No estimates have been made as to how much has been generated from this innovative scheme. But considering Fortnite’s popularity, I wouldn’t be surprised if these ingenious, yet shady entrepreneurs are visiting their local Lamborghini dealerships.
But will they get a Huracán or Aventador? How about a Veneno?
Where Does Bitcoin Fit Into This Imbroglio?
You may be left asking, what’s role does Bitcoin play in all this? Well, let me explain.
As I hinted at earlier, this accentuates that the narrative that cryptocurrencies are inherently a criminal’s sole tool doesn’t hold its water. Over the years, pundits and incumbents have called for a blanket ban on Bitcoin, specifically due to the blockchain network’s supposed ability to single-handedly enable global crime. Yet, with this new Fortnite information in mind, shouldn’t regulators call to ban Fortnite?
The fact of the matter is, they aren’t. This shouldn’t come as any surprise either, as global governments have infamously been oblivious to much of the dark web’s happenings, save for when it involves Bitcoin (look at the Silk Road).
In my eyes, governments see Bitcoin as a growing threat to their continued survival. So said entities may just be using cases of crypto-related money laundering to justify stringent regulatory action (or a lack thereof).
Weiss’ Cryptocurrency Ratings arm touched on this subject matter. Weiss explained that if 5% (a quite liberal estimate) of all Bitcoin transactions aren’t “clean,” $21.2 billion in BTC was used in illicit activities in 2017. Although this figure may seem nebulous, likely incomprehensible for effectively every human alive, the $21.2 billion sum pales in comparison to fiat’s purported role in criminal activity.
In fact, in 2009, the United Nations estimated that criminal activity accounted for 3.7% of worldwide GDP at the time. If this figure has held up over time, that would mean crime is an industry that generates $3.5 trillion each and every year.

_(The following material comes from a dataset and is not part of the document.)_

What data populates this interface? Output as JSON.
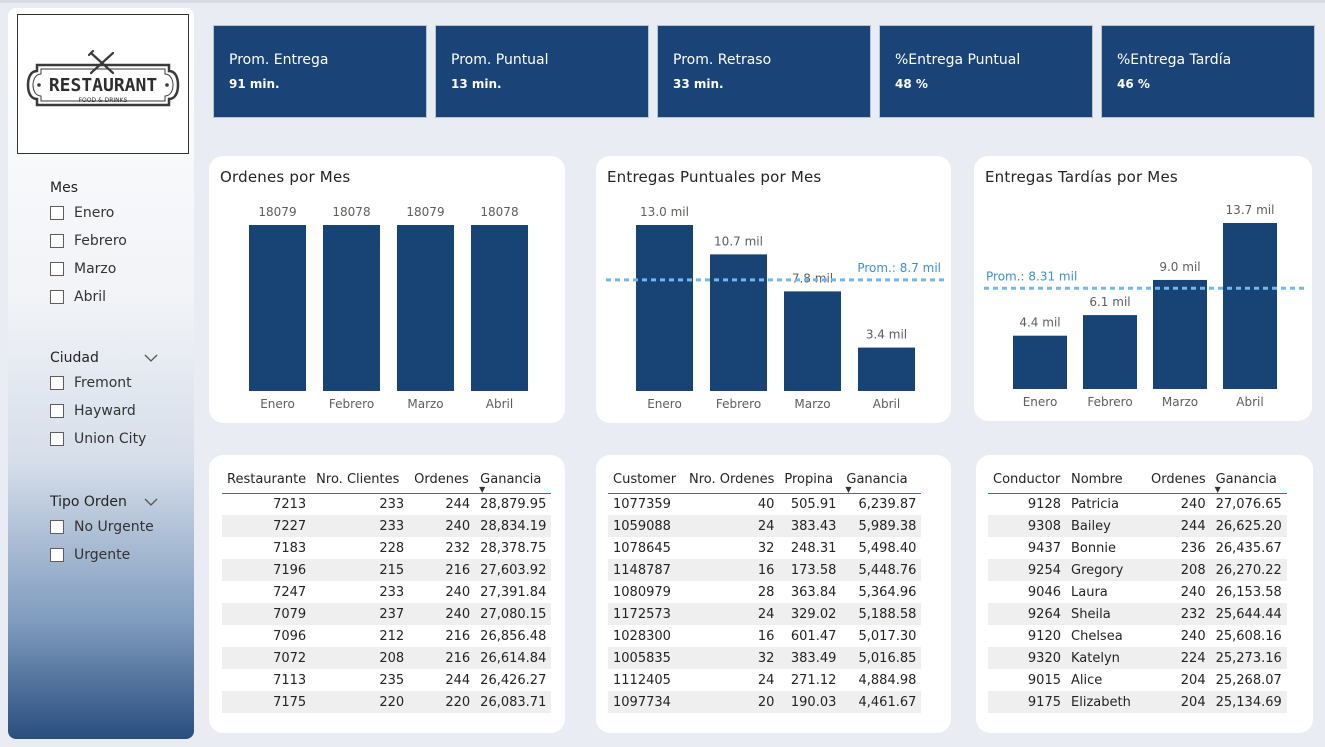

So, shouldn’t governments ban money?
They aren’t going too, of course. So I say it again, this time with more conviction — the anti-crypto narrative of money laundering is flawed, sensationalized, and simple, utter drivel.
Leigh Cuen, a leading crypto reporter, encapsulated the dichotomy between anti-crypto regulators and pro-crypto rationalists best. In a scathing Twitter quip centered around the V-Bucks debacle, Cuen wrote:

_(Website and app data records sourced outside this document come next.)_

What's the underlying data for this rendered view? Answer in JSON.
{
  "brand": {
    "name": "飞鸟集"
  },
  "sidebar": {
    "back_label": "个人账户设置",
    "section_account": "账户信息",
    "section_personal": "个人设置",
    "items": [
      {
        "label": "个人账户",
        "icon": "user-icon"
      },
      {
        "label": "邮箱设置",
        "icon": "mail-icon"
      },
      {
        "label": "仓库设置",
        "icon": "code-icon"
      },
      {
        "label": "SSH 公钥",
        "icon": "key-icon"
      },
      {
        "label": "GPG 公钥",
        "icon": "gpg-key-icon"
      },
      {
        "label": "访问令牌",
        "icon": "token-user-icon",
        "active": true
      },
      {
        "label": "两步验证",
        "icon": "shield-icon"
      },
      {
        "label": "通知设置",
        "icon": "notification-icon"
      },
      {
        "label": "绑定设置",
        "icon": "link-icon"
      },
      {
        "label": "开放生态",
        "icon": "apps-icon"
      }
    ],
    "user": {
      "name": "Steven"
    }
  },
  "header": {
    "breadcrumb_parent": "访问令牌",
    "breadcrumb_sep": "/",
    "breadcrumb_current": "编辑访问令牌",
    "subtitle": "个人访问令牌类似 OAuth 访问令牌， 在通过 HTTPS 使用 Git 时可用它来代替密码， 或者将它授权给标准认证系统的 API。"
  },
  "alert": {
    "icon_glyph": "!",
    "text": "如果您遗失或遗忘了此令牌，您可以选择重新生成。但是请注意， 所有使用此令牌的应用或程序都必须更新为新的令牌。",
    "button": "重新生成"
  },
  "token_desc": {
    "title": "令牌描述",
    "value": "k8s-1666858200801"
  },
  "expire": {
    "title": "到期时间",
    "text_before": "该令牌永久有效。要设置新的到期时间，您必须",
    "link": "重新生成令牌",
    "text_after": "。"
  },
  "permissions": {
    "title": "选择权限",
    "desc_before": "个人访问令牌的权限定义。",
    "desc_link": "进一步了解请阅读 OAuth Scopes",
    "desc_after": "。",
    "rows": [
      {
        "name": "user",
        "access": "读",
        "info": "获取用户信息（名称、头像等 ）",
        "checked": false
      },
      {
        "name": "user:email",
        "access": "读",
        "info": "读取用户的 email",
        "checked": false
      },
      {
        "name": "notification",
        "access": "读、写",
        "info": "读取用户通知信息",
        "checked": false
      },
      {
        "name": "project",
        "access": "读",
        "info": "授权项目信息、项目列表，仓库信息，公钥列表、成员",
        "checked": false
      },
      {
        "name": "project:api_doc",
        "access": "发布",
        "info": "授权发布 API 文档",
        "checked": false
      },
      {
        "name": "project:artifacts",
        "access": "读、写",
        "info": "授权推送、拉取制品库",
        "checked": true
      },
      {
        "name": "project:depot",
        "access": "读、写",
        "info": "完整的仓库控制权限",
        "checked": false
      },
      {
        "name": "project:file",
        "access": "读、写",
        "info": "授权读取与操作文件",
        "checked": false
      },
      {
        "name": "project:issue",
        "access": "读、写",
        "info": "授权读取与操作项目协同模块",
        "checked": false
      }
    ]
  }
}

“Literally everything can be used illicitly, cryptocurrency is not unique in this.”
Featured Image from Shutterstock